What is being asked:
Every entry must be set down exactly in the answer; no pictures should appear.

Given data:

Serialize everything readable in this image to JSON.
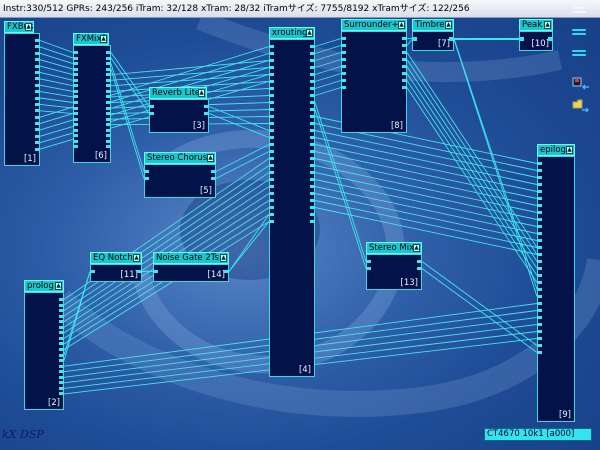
{
  "status_text": "Instr:330/512 GPRs: 243/256 iTram: 32/128 xTram: 28/32 iTramサイズ: 7755/8192 xTramサイズ: 122/256",
  "modules": [
    {
      "name": "FXBus",
      "id": "[1]"
    },
    {
      "name": "FXMix2",
      "id": "[6]"
    },
    {
      "name": "Reverb Lite",
      "id": "[3]"
    },
    {
      "name": "Stereo Chorus",
      "id": "[5]"
    },
    {
      "name": "xrouting",
      "id": "[4]"
    },
    {
      "name": "Surrounder+",
      "id": "[8]"
    },
    {
      "name": "Timbre",
      "id": "[7]"
    },
    {
      "name": "Peak",
      "id": "[10]"
    },
    {
      "name": "epilog",
      "id": "[9]"
    },
    {
      "name": "Stereo Mix",
      "id": "[13]"
    },
    {
      "name": "EQ Notch",
      "id": "[11]"
    },
    {
      "name": "Noise Gate 2Ts",
      "id": "[14]"
    },
    {
      "name": "prolog",
      "id": "[2]"
    }
  ],
  "logo_text": "kX DSP",
  "hardware_label": "CT4670 10k1 [a000]",
  "colors": {
    "module_body": "#04124a",
    "title_bar": "#19c7cf",
    "wire": "#3ee6ee",
    "background": "#2f5fa8"
  },
  "icons": [
    "menu-icon",
    "menu-icon-2",
    "menu-icon-3",
    "load-preset-icon",
    "save-preset-icon"
  ]
}
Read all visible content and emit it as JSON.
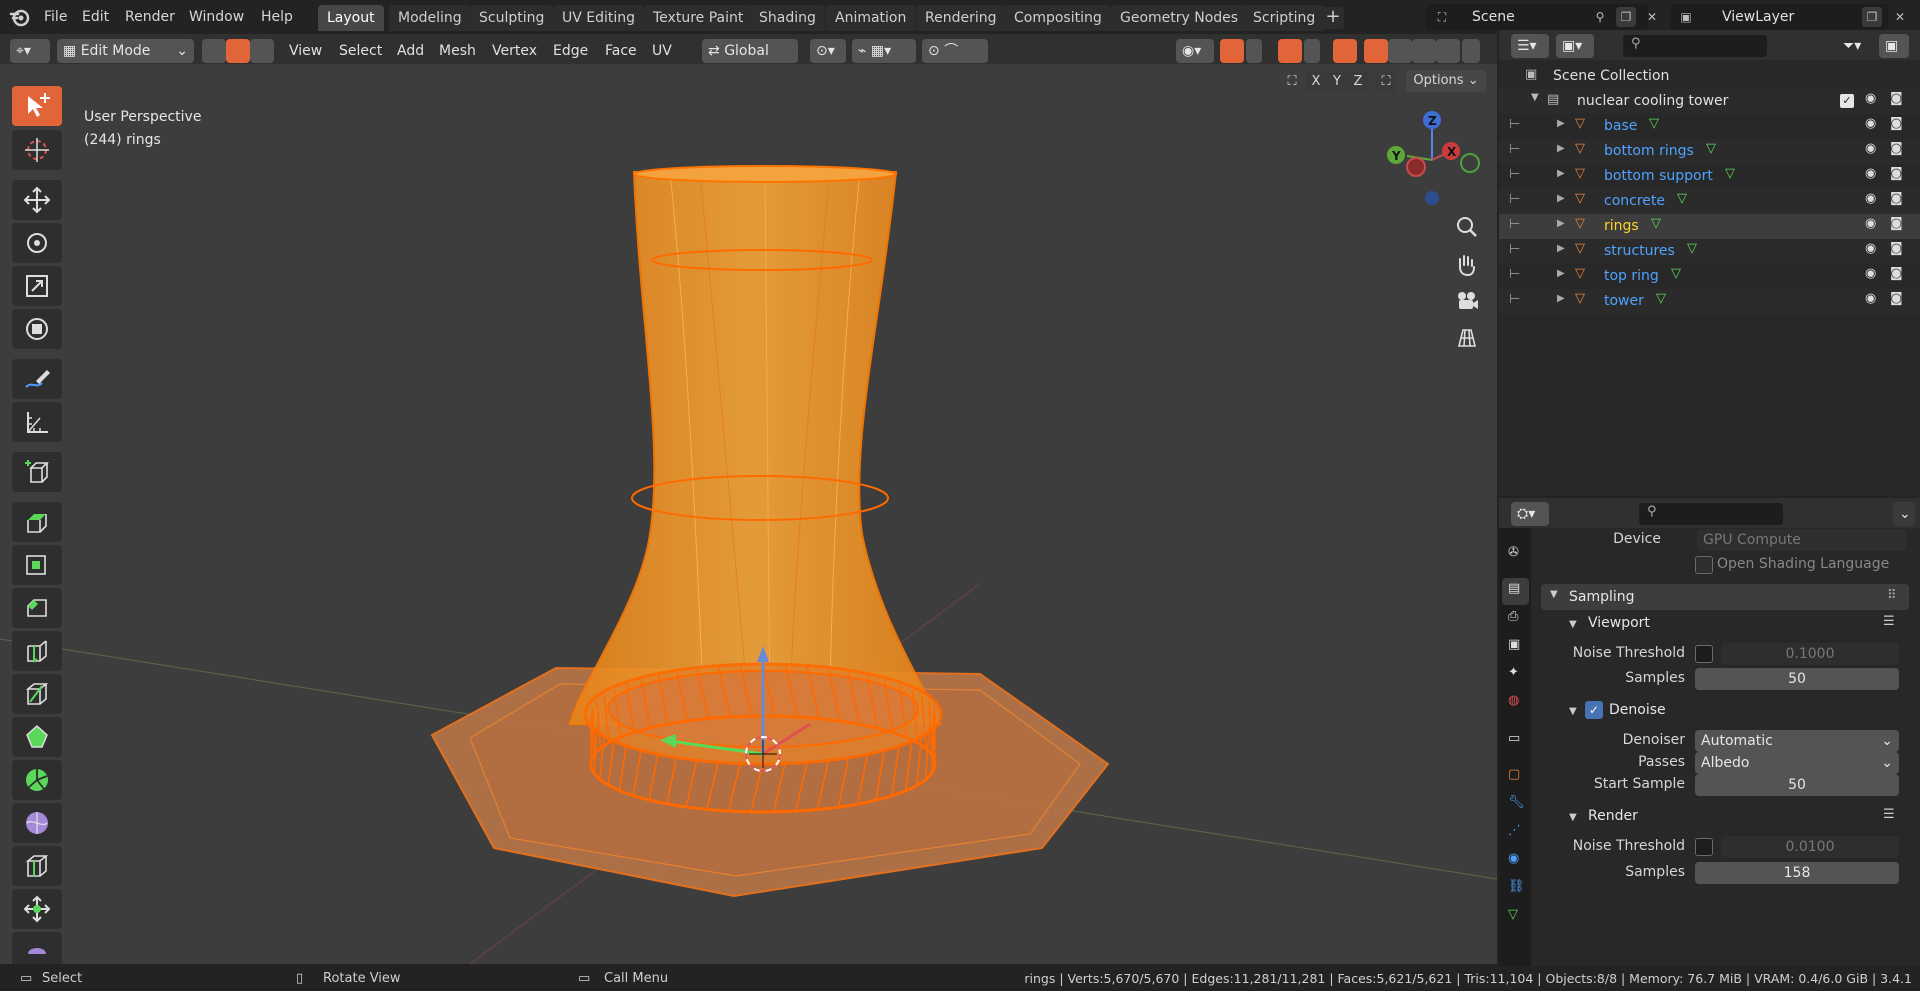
{
  "menus": [
    "File",
    "Edit",
    "Render",
    "Window",
    "Help"
  ],
  "workspaces": [
    "Layout",
    "Modeling",
    "Sculpting",
    "UV Editing",
    "Texture Paint",
    "Shading",
    "Animation",
    "Rendering",
    "Compositing",
    "Geometry Nodes",
    "Scripting"
  ],
  "scene": {
    "scene_name": "Scene",
    "view_layer": "ViewLayer"
  },
  "header": {
    "mode": "Edit Mode",
    "menus": [
      "View",
      "Select",
      "Add",
      "Mesh",
      "Vertex",
      "Edge",
      "Face",
      "UV"
    ],
    "orientation": "Global",
    "options": "Options",
    "axes": [
      "X",
      "Y",
      "Z"
    ]
  },
  "viewport": {
    "perspective": "User Perspective",
    "object_info": "(244) rings",
    "gizmo": {
      "x": "X",
      "y": "Y",
      "z": "Z"
    }
  },
  "outliner": {
    "root": "Scene Collection",
    "collection": "nuclear cooling tower",
    "objects": [
      {
        "name": "base",
        "selected": false
      },
      {
        "name": "bottom rings",
        "selected": false
      },
      {
        "name": "bottom support",
        "selected": false
      },
      {
        "name": "concrete",
        "selected": false
      },
      {
        "name": "rings",
        "selected": true
      },
      {
        "name": "structures",
        "selected": false
      },
      {
        "name": "top ring",
        "selected": false
      },
      {
        "name": "tower",
        "selected": false
      }
    ]
  },
  "properties": {
    "device_label": "Device",
    "device_value": "GPU Compute",
    "osl_label": "Open Shading Language",
    "sampling": "Sampling",
    "viewport": {
      "title": "Viewport",
      "noise_label": "Noise Threshold",
      "noise_value": "0.1000",
      "samples_label": "Samples",
      "samples_value": "50"
    },
    "denoise": {
      "title": "Denoise",
      "denoiser_label": "Denoiser",
      "denoiser_value": "Automatic",
      "passes_label": "Passes",
      "passes_value": "Albedo",
      "start_label": "Start Sample",
      "start_value": "50"
    },
    "render": {
      "title": "Render",
      "noise_label": "Noise Threshold",
      "noise_value": "0.0100",
      "samples_label": "Samples",
      "samples_value": "158"
    }
  },
  "statusbar": {
    "select": "Select",
    "rotate": "Rotate View",
    "call_menu": "Call Menu",
    "stats": "rings | Verts:5,670/5,670 | Edges:11,281/11,281 | Faces:5,621/5,621 | Tris:11,104 | Objects:8/8 | Memory: 76.7 MiB | VRAM: 0.4/6.0 GiB | 3.4.1"
  },
  "colors": {
    "accent": "#4772b3",
    "active_tool": "#e2653a",
    "selection": "#ff8a00",
    "outliner_text": "#4fa3ff",
    "active_object": "#ffd426"
  }
}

Worked solution:
Serialize everything readable in this image to JSON.
{
  "status_text": "Instr:330/512 GPRs: 243/256 iTram: 32/128 xTram: 28/32 iTramサイズ: 7755/8192 xTramサイズ: 122/256",
  "modules": [
    {
      "name": "FXBus",
      "id": "[1]"
    },
    {
      "name": "FXMix2",
      "id": "[6]"
    },
    {
      "name": "Reverb Lite",
      "id": "[3]"
    },
    {
      "name": "Stereo Chorus",
      "id": "[5]"
    },
    {
      "name": "xrouting",
      "id": "[4]"
    },
    {
      "name": "Surrounder+",
      "id": "[8]"
    },
    {
      "name": "Timbre",
      "id": "[7]"
    },
    {
      "name": "Peak",
      "id": "[10]"
    },
    {
      "name": "epilog",
      "id": "[9]"
    },
    {
      "name": "Stereo Mix",
      "id": "[13]"
    },
    {
      "name": "EQ Notch",
      "id": "[11]"
    },
    {
      "name": "Noise Gate 2Ts",
      "id": "[14]"
    },
    {
      "name": "prolog",
      "id": "[2]"
    }
  ],
  "logo_text": "kX DSP",
  "hardware_label": "CT4670 10k1 [a000]",
  "colors": {
    "module_body": "#04124a",
    "title_bar": "#19c7cf",
    "wire": "#3ee6ee",
    "background": "#2f5fa8"
  },
  "icons": [
    "menu-icon",
    "menu-icon-2",
    "menu-icon-3",
    "load-preset-icon",
    "save-preset-icon"
  ]
}
Read all visible content and emit it as JSON.
{
  "menus": [
    "File",
    "Edit",
    "Render",
    "Window",
    "Help"
  ],
  "workspaces": [
    "Layout",
    "Modeling",
    "Sculpting",
    "UV Editing",
    "Texture Paint",
    "Shading",
    "Animation",
    "Rendering",
    "Compositing",
    "Geometry Nodes",
    "Scripting"
  ],
  "scene": {
    "scene_name": "Scene",
    "view_layer": "ViewLayer"
  },
  "header": {
    "mode": "Edit Mode",
    "menus": [
      "View",
      "Select",
      "Add",
      "Mesh",
      "Vertex",
      "Edge",
      "Face",
      "UV"
    ],
    "orientation": "Global",
    "options": "Options",
    "axes": [
      "X",
      "Y",
      "Z"
    ]
  },
  "viewport": {
    "perspective": "User Perspective",
    "object_info": "(244) rings",
    "gizmo": {
      "x": "X",
      "y": "Y",
      "z": "Z"
    }
  },
  "outliner": {
    "root": "Scene Collection",
    "collection": "nuclear cooling tower",
    "objects": [
      {
        "name": "base",
        "selected": false
      },
      {
        "name": "bottom rings",
        "selected": false
      },
      {
        "name": "bottom support",
        "selected": false
      },
      {
        "name": "concrete",
        "selected": false
      },
      {
        "name": "rings",
        "selected": true
      },
      {
        "name": "structures",
        "selected": false
      },
      {
        "name": "top ring",
        "selected": false
      },
      {
        "name": "tower",
        "selected": false
      }
    ]
  },
  "properties": {
    "device_label": "Device",
    "device_value": "GPU Compute",
    "osl_label": "Open Shading Language",
    "sampling": "Sampling",
    "viewport": {
      "title": "Viewport",
      "noise_label": "Noise Threshold",
      "noise_value": "0.1000",
      "samples_label": "Samples",
      "samples_value": "50"
    },
    "denoise": {
      "title": "Denoise",
      "denoiser_label": "Denoiser",
      "denoiser_value": "Automatic",
      "passes_label": "Passes",
      "passes_value": "Albedo",
      "start_label": "Start Sample",
      "start_value": "50"
    },
    "render": {
      "title": "Render",
      "noise_label": "Noise Threshold",
      "noise_value": "0.0100",
      "samples_label": "Samples",
      "samples_value": "158"
    }
  },
  "statusbar": {
    "select": "Select",
    "rotate": "Rotate View",
    "call_menu": "Call Menu",
    "stats": "rings | Verts:5,670/5,670 | Edges:11,281/11,281 | Faces:5,621/5,621 | Tris:11,104 | Objects:8/8 | Memory: 76.7 MiB | VRAM: 0.4/6.0 GiB | 3.4.1"
  },
  "colors": {
    "accent": "#4772b3",
    "active_tool": "#e2653a",
    "selection": "#ff8a00",
    "outliner_text": "#4fa3ff",
    "active_object": "#ffd426"
  }
}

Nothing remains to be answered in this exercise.